35. Paolo Singer, Social Exclusion in Brazil (International Labour Office, 1997), Chapter 2, Table 7, available at [at present unavailable online].

36. Figures in J Unni, Gender and Informality in Labour Markets in South Asia, Economic and Political Weekly (Bombay), 30 June 2001, p. 2367.

37. Ray Brooks, Labour Market Performance and Prospects, Eswar Prasad (ed.), China’s Growth and Integration into the World Economy; for further analysis of the Chinese urban workforce, see Martin Hart-Landsberg and Paul Burkett, China, Capitalist Accumulation, and Labor, Monthly Review, 59:1 (2007).

38. UNDP, World Development Report 2009, Table 21.

39. Marx, Capital, Volume One, p. 628.

40. As above, p. 643.

41. P. Singer, Social Exclusion in Brazil, International Labour Office, 1997, Chapter 2, p. 14.

42. See, for instance, the figures given in J. Unni, Gender and Informality in Labour Markets in South Asia, Economic and Political Weekly (Bombay), 30 June 2001, Tables 19, 20 and 22, pp. 2375–2376. There are, of course, situations in which a sudden demand for labour can only be met from the informal sector, leading to wage rates temporarily above those in the formal sector.
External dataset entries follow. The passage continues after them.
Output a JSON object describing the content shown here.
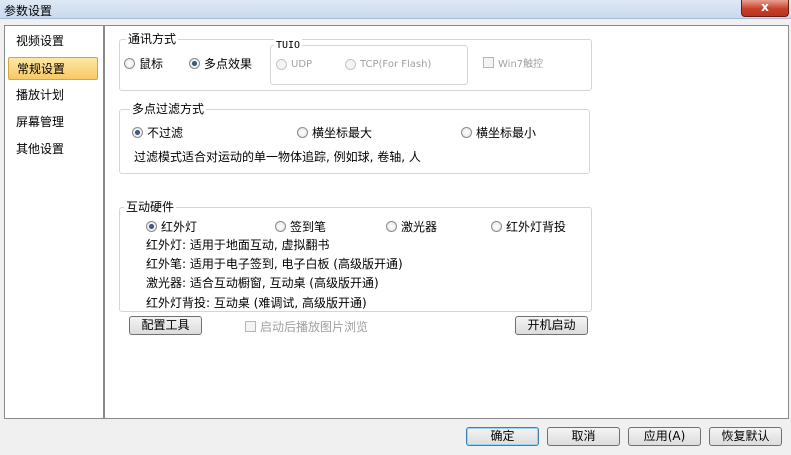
{
  "window": {
    "title": "参数设置",
    "close_glyph": "x"
  },
  "sidebar": {
    "items": [
      {
        "label": "视频设置"
      },
      {
        "label": "常规设置",
        "active": true
      },
      {
        "label": "播放计划"
      },
      {
        "label": "屏幕管理"
      },
      {
        "label": "其他设置"
      }
    ]
  },
  "communication": {
    "legend": "通讯方式",
    "mouse_label": "鼠标",
    "multipoint_label": "多点效果",
    "selected": "多点效果",
    "tuio": {
      "legend": "TUIO",
      "udp_label": "UDP",
      "tcp_label": "TCP(For Flash)"
    },
    "win7_label": "Win7触控"
  },
  "filter": {
    "legend": "多点过滤方式",
    "options": [
      "不过滤",
      "横坐标最大",
      "横坐标最小"
    ],
    "selected": "不过滤",
    "description": "过滤模式适合对运动的单一物体追踪, 例如球, 卷轴, 人"
  },
  "hardware": {
    "legend": "互动硬件",
    "options": [
      "红外灯",
      "签到笔",
      "激光器",
      "红外灯背投"
    ],
    "selected": "红外灯",
    "descriptions": [
      "红外灯: 适用于地面互动, 虚拟翻书",
      "红外笔: 适用于电子签到, 电子白板 (高级版开通)",
      "激光器: 适合互动橱窗, 互动桌 (高级版开通)",
      "红外灯背投: 互动桌 (难调试, 高级版开通)"
    ]
  },
  "actions": {
    "config_tool": "配置工具",
    "autoplay_label": "启动后播放图片浏览",
    "startup": "开机启动"
  },
  "footer": {
    "ok": "确定",
    "cancel": "取消",
    "apply": "应用(A)",
    "restore": "恢复默认"
  }
}
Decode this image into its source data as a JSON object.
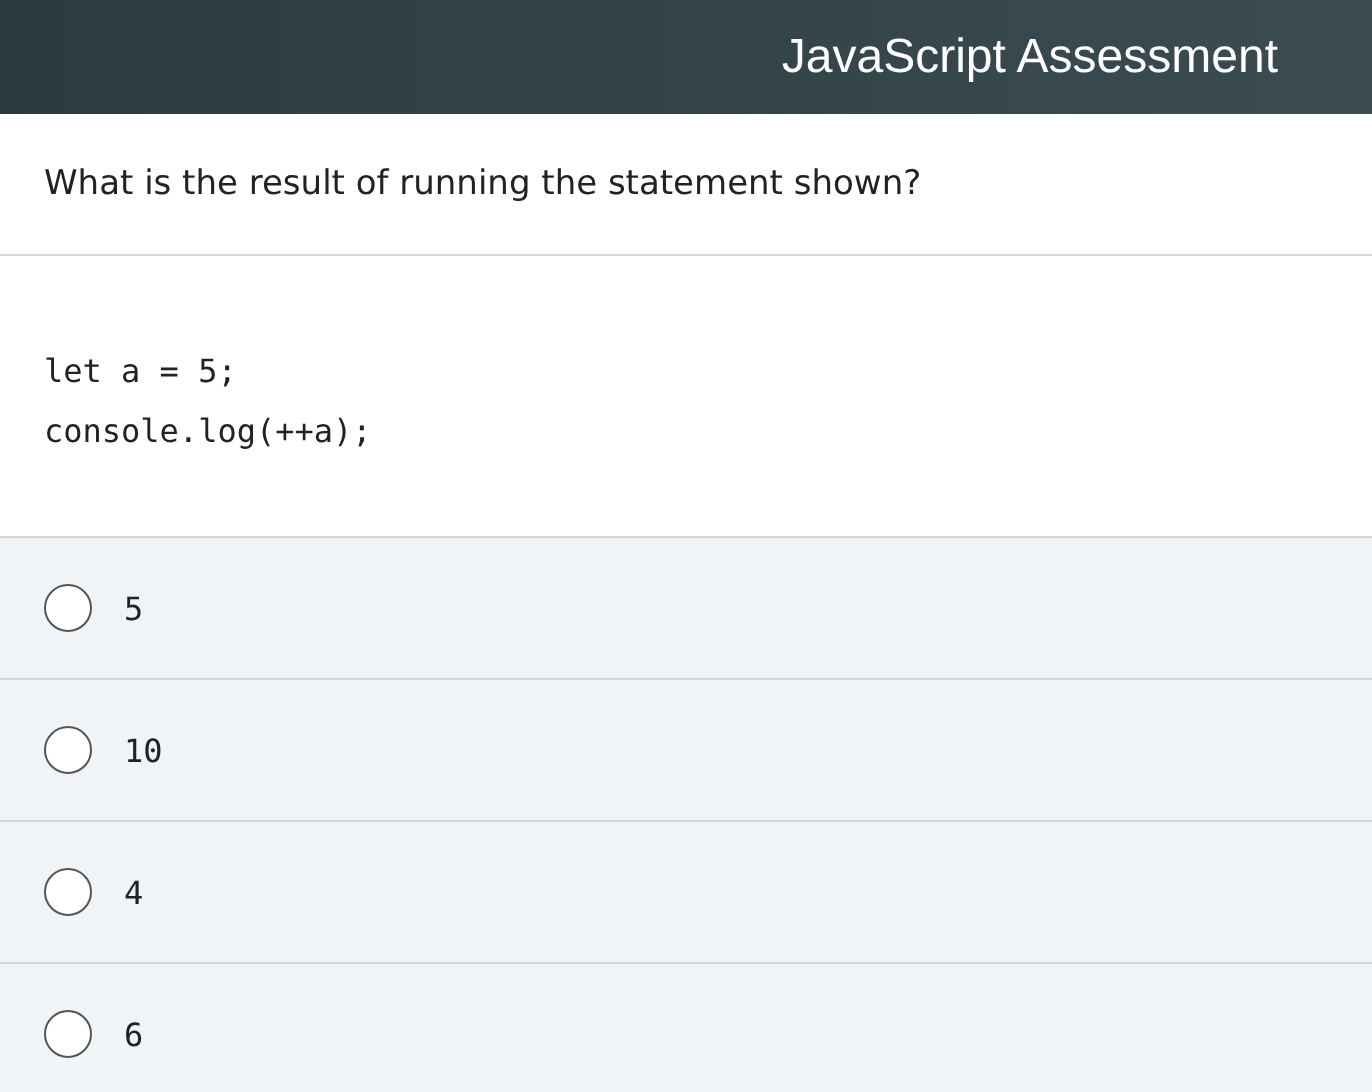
{
  "header": {
    "title": "JavaScript Assessment"
  },
  "question": "What is the result of running the statement shown?",
  "code": [
    "let a = 5;",
    "console.log(++a);"
  ],
  "options": [
    {
      "label": "5",
      "selected": false
    },
    {
      "label": "10",
      "selected": false
    },
    {
      "label": "4",
      "selected": false
    },
    {
      "label": "6",
      "selected": false
    }
  ]
}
The same phenomenon occurs, for instance, with “lump” labour in the building industry in Britain.

43. For an account by employers of why they employ permanent workers, see H. Steefkerk, Thirty Years of Industrial Labour in South Gujarat: Trends and Significance, Economic and Political Weekly (Bombay), 30 June 2001, p. 2402.
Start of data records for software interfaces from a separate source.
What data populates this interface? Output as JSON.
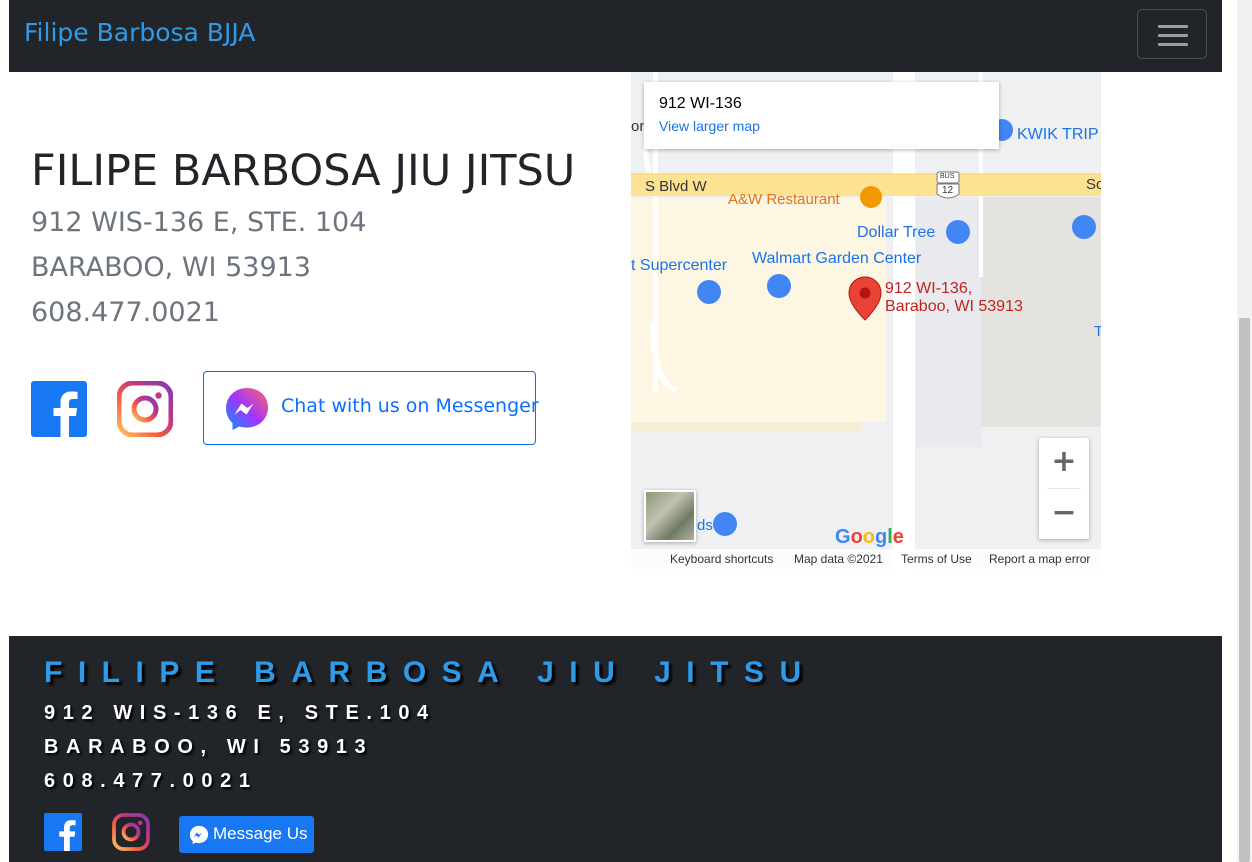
{
  "navbar": {
    "brand": "Filipe Barbosa BJJA",
    "toggle_icon": "hamburger-menu-icon"
  },
  "contact": {
    "title": "FILIPE BARBOSA JIU JITSU",
    "address_line1": "912 WIS-136 E, STE. 104",
    "address_line2": "BARABOO, WI 53913",
    "phone": "608.477.0021",
    "messenger_button": "Chat with us on Messenger",
    "icons": [
      "facebook-icon",
      "instagram-icon",
      "messenger-icon"
    ]
  },
  "map": {
    "card_address": "912 WI-136",
    "card_link": "View larger map",
    "pin_line1": "912 WI-136,",
    "pin_line2": "Baraboo, WI 53913",
    "labels": {
      "s_blvd": "S Blvd W",
      "aw": "A&W Restaurant",
      "kwik": "KWIK TRIP",
      "dollar": "Dollar Tree",
      "supercenter": "t Supercenter",
      "garden": "Walmart Garden Center",
      "so": "So",
      "on": "on",
      "ds": "ds",
      "t": "T",
      "bus": "BUS",
      "route": "12"
    },
    "zoom_in": "+",
    "zoom_out": "−",
    "google_logo": "Google",
    "attribution": {
      "shortcuts": "Keyboard shortcuts",
      "data": "Map data ©2021",
      "terms": "Terms of Use",
      "report": "Report a map error"
    },
    "colors": {
      "road_yellow": "#fde293",
      "area_beige": "#fdf6e3",
      "water_blue": "#4285f4",
      "pin_red": "#ea4335",
      "label_orange": "#e8710a",
      "label_blue": "#1a73e8",
      "pin_text_red": "#c5221f"
    }
  },
  "footer": {
    "title": "FILIPE BARBOSA JIU JITSU",
    "address_line1": "912 WIS-136 E, STE.104",
    "address_line2": "BARABOO, WI 53913",
    "phone": "608.477.0021",
    "message_button": "Message Us"
  },
  "colors": {
    "navbar_bg": "#212529",
    "brand": "#2f9be8",
    "primary": "#0d6efd",
    "muted": "#6c757d",
    "facebook": "#1877f2"
  }
}
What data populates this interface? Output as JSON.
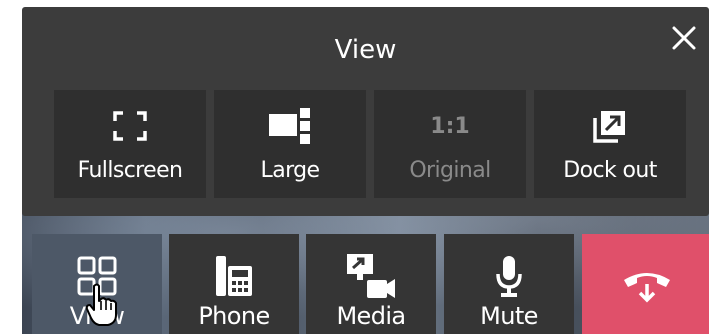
{
  "panel": {
    "title": "View",
    "close_icon": "close-icon",
    "options": [
      {
        "label": "Fullscreen",
        "icon": "fullscreen-icon",
        "enabled": true
      },
      {
        "label": "Large",
        "icon": "large-layout-icon",
        "enabled": true
      },
      {
        "label": "Original",
        "icon_text": "1:1",
        "enabled": false
      },
      {
        "label": "Dock out",
        "icon": "dock-out-icon",
        "enabled": true
      }
    ]
  },
  "toolbar": {
    "buttons": [
      {
        "label": "View",
        "icon": "grid-icon",
        "active": true
      },
      {
        "label": "Phone",
        "icon": "desk-phone-icon"
      },
      {
        "label": "Media",
        "icon": "media-share-icon"
      },
      {
        "label": "Mute",
        "icon": "microphone-icon"
      },
      {
        "label": "",
        "icon": "hang-up-icon",
        "color": "#e0506a"
      }
    ]
  },
  "colors": {
    "panel": "#3c3c3c",
    "tile": "#2f2f2f",
    "hangup": "#e0506a",
    "active": "#4d5867"
  }
}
44. Paulo Singer, Social Exclusion in Brazil, Chapter 2, table 10.

45. As above, p. 17.

46. International Labour Organisation, African Employment Report 1990, p. 34.

47. Rajar Majumder, Wages and Employment in the Liberalised Regime: A Study of Indian Manufacturing Sector, 2006, available at

48. As above.

49. F. Engels, Letter to Bernstein, 22 August 1889, in Marx and Engels, Collected Works, Vol. 48 (London, 2001).

50. Mike Davis, Planet of Slums, p. 36.

51. Leo Zeilig and Claire Ceruti, Slums, Resistance and the African Working Class, International Socialism 117 (2008), available at

52. Informo de Desarrollo Humano in la Region del Altiplano, La Paz y Oruro, PNUD Bolvia, 2003, quoted in Roberto Saenz, Bolivia: Critica del Romanticismo Anti-Capitalista, in Socialismo o Barbarie, 16 (2004). My translation.

53. As above.

54. Leo Zeilig and Claire Ceruti, Slums, Resistance and the African Working Class.

55. From a pamphlet on the strike by two Egyptian activists, Mustafa Bassiouny and Omar Said, translated by Anne Alexander in International Socialism, 118 (2008).

56. Robin Cohen, Peter C.W. Gutkind and Phyllis Brazier, Peasants and Proletarians: the struggles of Third World workers (New York, Monthly Review Press, 1979).

57. H. van Wersch, The Bombay Textile Strike 1982–1983 (OUP, 1992), pp. 45–46; Meena Menon and Neera Adarkar, One Hundred Years One Hundred Voices (Kolkata, Seagull Books, 2004).

58. F. Engels, The Peasant Question in France and Germany [1894], in Marx and Engels Collected Works, Vol. 27, pp. 486 and 496.

59. Adam David Morton, Global Capitalism and the Peasantry in Mexico, Journal of Peasant Studies, 34:3–4 (2007), pp. 441–473.

60. For criticism of “neo-populism” see, for instance, Terence J. Byres, Neo-Classical Neo-Populism 25 Years On Déjà Vu and Déjà Passé, Towards a Critique, Journal of Agrarian Change, 4:1–2 (2004).

61. See, for instance, Keith Griffin, Azizur Rahman Khan and Amy Ickowitz, Poverty and the Distribution of Land, Journal of Agrarian Change, 2:3 (July 2002).

62. Hamza Alavi and Teodor Shanin, Introduction to Karl Kautsky, The Agrarian Question, Vol. 1 (Zwan, 1988), pp. xxxi–xxxii.

63. Danyu Wang, Stepping on Two Boats: Urban Strategies of Chinese Peasants and Their Children, in International Review of Social History, 45 (2000), p. 170.

64. As above.

65. S. Rodwan and F. Lee, Agrarian Change in Egypt (Routledge, 1986).

66. For an account of recent research on these questions, see Pauline E. Peters, Inequality and Social Conflict Over Land in Africa, Journal of Agrarian Change, 4:3 (2004).

67. Hamza Alavi, Peasants and Revolution, Socialist Register 1965, pp. 241–277, available at

68. Although even then a degree of consent from quite wide layers of the population was obtained as a result of economic growth.

69. For an account of the insurgency and an explanation for its failure, see Chris Harman, The Fire Last Time (London, Bookmarks, 1998).

Last updated on 7 May 2021